 In a further embodiment, with reference to FIG. 5, since the light output from the wavelength conversion material is substantially lambertian, focusing to reduce the output beam angle provides better illumination as a flashlight . This may be done either by placing the wavelength conversion material within a curved reflector or by emitting the light into a Total Internal Reflection/Refractive optic similar to those used for collimating high power LEDs.
 Now described is the operation of an embodiment of the present invention with particular reference to FIGS. 1 and 2. The collimated beam (9) from a portable laser source is caused to diverge and split into a plurality of illuminating beams (10) by a transmissive 2 axis diffraction grating (6). The diverging beams go through a glass dichroic mirror (2) before striking a patch of wavelength conversion material (5). The wavelength conversion material converts some of the illuminating light into light of longer wavelengths which combined with scattered light from the illuminating beam create a different colored output (11). Heat generated in the wavelength conversion material by the wavelength conversion process is removed from the glass substrate by the clamp (3) and thermal adhesive (4). The light output from the wavelength conversion material is substantially lambertian until it is focused into a narrower beam by the reflector (1). The outer housing (7) is externally threaded to allow attachment to a common portable laser. The clear window (8) prevents dust and dirt from contaminating the reflector and wavelength conversion material.
 Alternatively, other arrangements to focus the laser beam onto a phosphor containing substrate are possible. A remotely located wavelength conversion phosphor can either be front illuminated or rear illuminated. Most of the converted light is emitted from the same side as that used for illumination so the front illuminated variety is most efficient. Also from a thermal point of view the front illuminated one would allow the phosphor and resin binder to be deposited on a thermally conductive and optically reflective metal substrate, thus assisting in cooling the phosphor/resin mix and reflecting forward light emitted from the rear side of the phosphor. Thus the beam can be arranged to focus into the adaptor as in FIG. 8. For example, the illuminating beam (or beams) are fired past the phosphor and are then reflected back towards it by a mirror, array of mirrors or a diffractive optic designed for the same purpose. Sending the beam past the phosphor introduces an alignment issue of the mirror/mirrors. This configuration causes the output to be at an angle to, or displaced from, the original beam.
 In yet another embodiment, a mirror may be utilized to reflect light onto the reflector as depicted in FIG. 9. Thus using emission from the same side as illumination is achieved by suspending a metal mirror and removing heat from it via heat sinks described herein and attached to the mirror back surface for example. Still further, as shown in FIG. 3, using a transparent substrate and utilizing light emitted from both sides of the phosphor is achieved with heat conducting structures to cool the phosphor mounting transparent substrate. As an example, a sheet forming the heat conducting and mounting functions and filling the entire inside diameter of the reflector is also achieved with the substrate preferably a diamond wafer.
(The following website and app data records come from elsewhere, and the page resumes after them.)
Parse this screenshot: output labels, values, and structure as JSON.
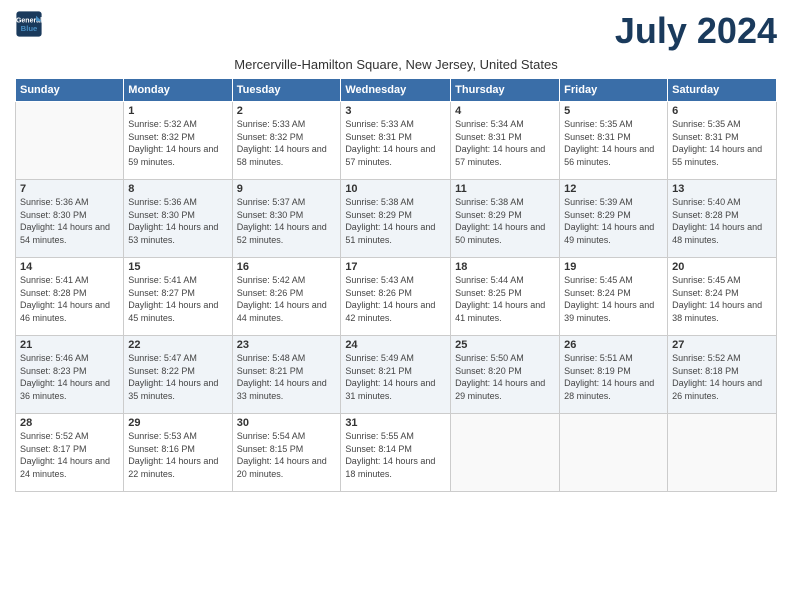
{
  "logo": {
    "line1": "General",
    "line2": "Blue",
    "icon_color": "#4a90c4"
  },
  "title": "July 2024",
  "subtitle": "Mercerville-Hamilton Square, New Jersey, United States",
  "headers": [
    "Sunday",
    "Monday",
    "Tuesday",
    "Wednesday",
    "Thursday",
    "Friday",
    "Saturday"
  ],
  "weeks": [
    [
      {
        "day": "",
        "sunrise": "",
        "sunset": "",
        "daylight": "",
        "empty": true
      },
      {
        "day": "1",
        "sunrise": "Sunrise: 5:32 AM",
        "sunset": "Sunset: 8:32 PM",
        "daylight": "Daylight: 14 hours and 59 minutes."
      },
      {
        "day": "2",
        "sunrise": "Sunrise: 5:33 AM",
        "sunset": "Sunset: 8:32 PM",
        "daylight": "Daylight: 14 hours and 58 minutes."
      },
      {
        "day": "3",
        "sunrise": "Sunrise: 5:33 AM",
        "sunset": "Sunset: 8:31 PM",
        "daylight": "Daylight: 14 hours and 57 minutes."
      },
      {
        "day": "4",
        "sunrise": "Sunrise: 5:34 AM",
        "sunset": "Sunset: 8:31 PM",
        "daylight": "Daylight: 14 hours and 57 minutes."
      },
      {
        "day": "5",
        "sunrise": "Sunrise: 5:35 AM",
        "sunset": "Sunset: 8:31 PM",
        "daylight": "Daylight: 14 hours and 56 minutes."
      },
      {
        "day": "6",
        "sunrise": "Sunrise: 5:35 AM",
        "sunset": "Sunset: 8:31 PM",
        "daylight": "Daylight: 14 hours and 55 minutes."
      }
    ],
    [
      {
        "day": "7",
        "sunrise": "Sunrise: 5:36 AM",
        "sunset": "Sunset: 8:30 PM",
        "daylight": "Daylight: 14 hours and 54 minutes."
      },
      {
        "day": "8",
        "sunrise": "Sunrise: 5:36 AM",
        "sunset": "Sunset: 8:30 PM",
        "daylight": "Daylight: 14 hours and 53 minutes."
      },
      {
        "day": "9",
        "sunrise": "Sunrise: 5:37 AM",
        "sunset": "Sunset: 8:30 PM",
        "daylight": "Daylight: 14 hours and 52 minutes."
      },
      {
        "day": "10",
        "sunrise": "Sunrise: 5:38 AM",
        "sunset": "Sunset: 8:29 PM",
        "daylight": "Daylight: 14 hours and 51 minutes."
      },
      {
        "day": "11",
        "sunrise": "Sunrise: 5:38 AM",
        "sunset": "Sunset: 8:29 PM",
        "daylight": "Daylight: 14 hours and 50 minutes."
      },
      {
        "day": "12",
        "sunrise": "Sunrise: 5:39 AM",
        "sunset": "Sunset: 8:29 PM",
        "daylight": "Daylight: 14 hours and 49 minutes."
      },
      {
        "day": "13",
        "sunrise": "Sunrise: 5:40 AM",
        "sunset": "Sunset: 8:28 PM",
        "daylight": "Daylight: 14 hours and 48 minutes."
      }
    ],
    [
      {
        "day": "14",
        "sunrise": "Sunrise: 5:41 AM",
        "sunset": "Sunset: 8:28 PM",
        "daylight": "Daylight: 14 hours and 46 minutes."
      },
      {
        "day": "15",
        "sunrise": "Sunrise: 5:41 AM",
        "sunset": "Sunset: 8:27 PM",
        "daylight": "Daylight: 14 hours and 45 minutes."
      },
      {
        "day": "16",
        "sunrise": "Sunrise: 5:42 AM",
        "sunset": "Sunset: 8:26 PM",
        "daylight": "Daylight: 14 hours and 44 minutes."
      },
      {
        "day": "17",
        "sunrise": "Sunrise: 5:43 AM",
        "sunset": "Sunset: 8:26 PM",
        "daylight": "Daylight: 14 hours and 42 minutes."
      },
      {
        "day": "18",
        "sunrise": "Sunrise: 5:44 AM",
        "sunset": "Sunset: 8:25 PM",
        "daylight": "Daylight: 14 hours and 41 minutes."
      },
      {
        "day": "19",
        "sunrise": "Sunrise: 5:45 AM",
        "sunset": "Sunset: 8:24 PM",
        "daylight": "Daylight: 14 hours and 39 minutes."
      },
      {
        "day": "20",
        "sunrise": "Sunrise: 5:45 AM",
        "sunset": "Sunset: 8:24 PM",
        "daylight": "Daylight: 14 hours and 38 minutes."
      }
    ],
    [
      {
        "day": "21",
        "sunrise": "Sunrise: 5:46 AM",
        "sunset": "Sunset: 8:23 PM",
        "daylight": "Daylight: 14 hours and 36 minutes."
      },
      {
        "day": "22",
        "sunrise": "Sunrise: 5:47 AM",
        "sunset": "Sunset: 8:22 PM",
        "daylight": "Daylight: 14 hours and 35 minutes."
      },
      {
        "day": "23",
        "sunrise": "Sunrise: 5:48 AM",
        "sunset": "Sunset: 8:21 PM",
        "daylight": "Daylight: 14 hours and 33 minutes."
      },
      {
        "day": "24",
        "sunrise": "Sunrise: 5:49 AM",
        "sunset": "Sunset: 8:21 PM",
        "daylight": "Daylight: 14 hours and 31 minutes."
      },
      {
        "day": "25",
        "sunrise": "Sunrise: 5:50 AM",
        "sunset": "Sunset: 8:20 PM",
        "daylight": "Daylight: 14 hours and 29 minutes."
      },
      {
        "day": "26",
        "sunrise": "Sunrise: 5:51 AM",
        "sunset": "Sunset: 8:19 PM",
        "daylight": "Daylight: 14 hours and 28 minutes."
      },
      {
        "day": "27",
        "sunrise": "Sunrise: 5:52 AM",
        "sunset": "Sunset: 8:18 PM",
        "daylight": "Daylight: 14 hours and 26 minutes."
      }
    ],
    [
      {
        "day": "28",
        "sunrise": "Sunrise: 5:52 AM",
        "sunset": "Sunset: 8:17 PM",
        "daylight": "Daylight: 14 hours and 24 minutes."
      },
      {
        "day": "29",
        "sunrise": "Sunrise: 5:53 AM",
        "sunset": "Sunset: 8:16 PM",
        "daylight": "Daylight: 14 hours and 22 minutes."
      },
      {
        "day": "30",
        "sunrise": "Sunrise: 5:54 AM",
        "sunset": "Sunset: 8:15 PM",
        "daylight": "Daylight: 14 hours and 20 minutes."
      },
      {
        "day": "31",
        "sunrise": "Sunrise: 5:55 AM",
        "sunset": "Sunset: 8:14 PM",
        "daylight": "Daylight: 14 hours and 18 minutes."
      },
      {
        "day": "",
        "sunrise": "",
        "sunset": "",
        "daylight": "",
        "empty": true
      },
      {
        "day": "",
        "sunrise": "",
        "sunset": "",
        "daylight": "",
        "empty": true
      },
      {
        "day": "",
        "sunrise": "",
        "sunset": "",
        "daylight": "",
        "empty": true
      }
    ]
  ]
}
 It is appreciated that the present device may include multiple lasers and adaptors, or may split a laser beam into multiple beams for purposes of feeding multiple adaptors.
Patent applications by Xiao Pei Tao, Shanghai CN
Patent applications in class Fluorescent type
Patent applications in all subclasses Fluorescent type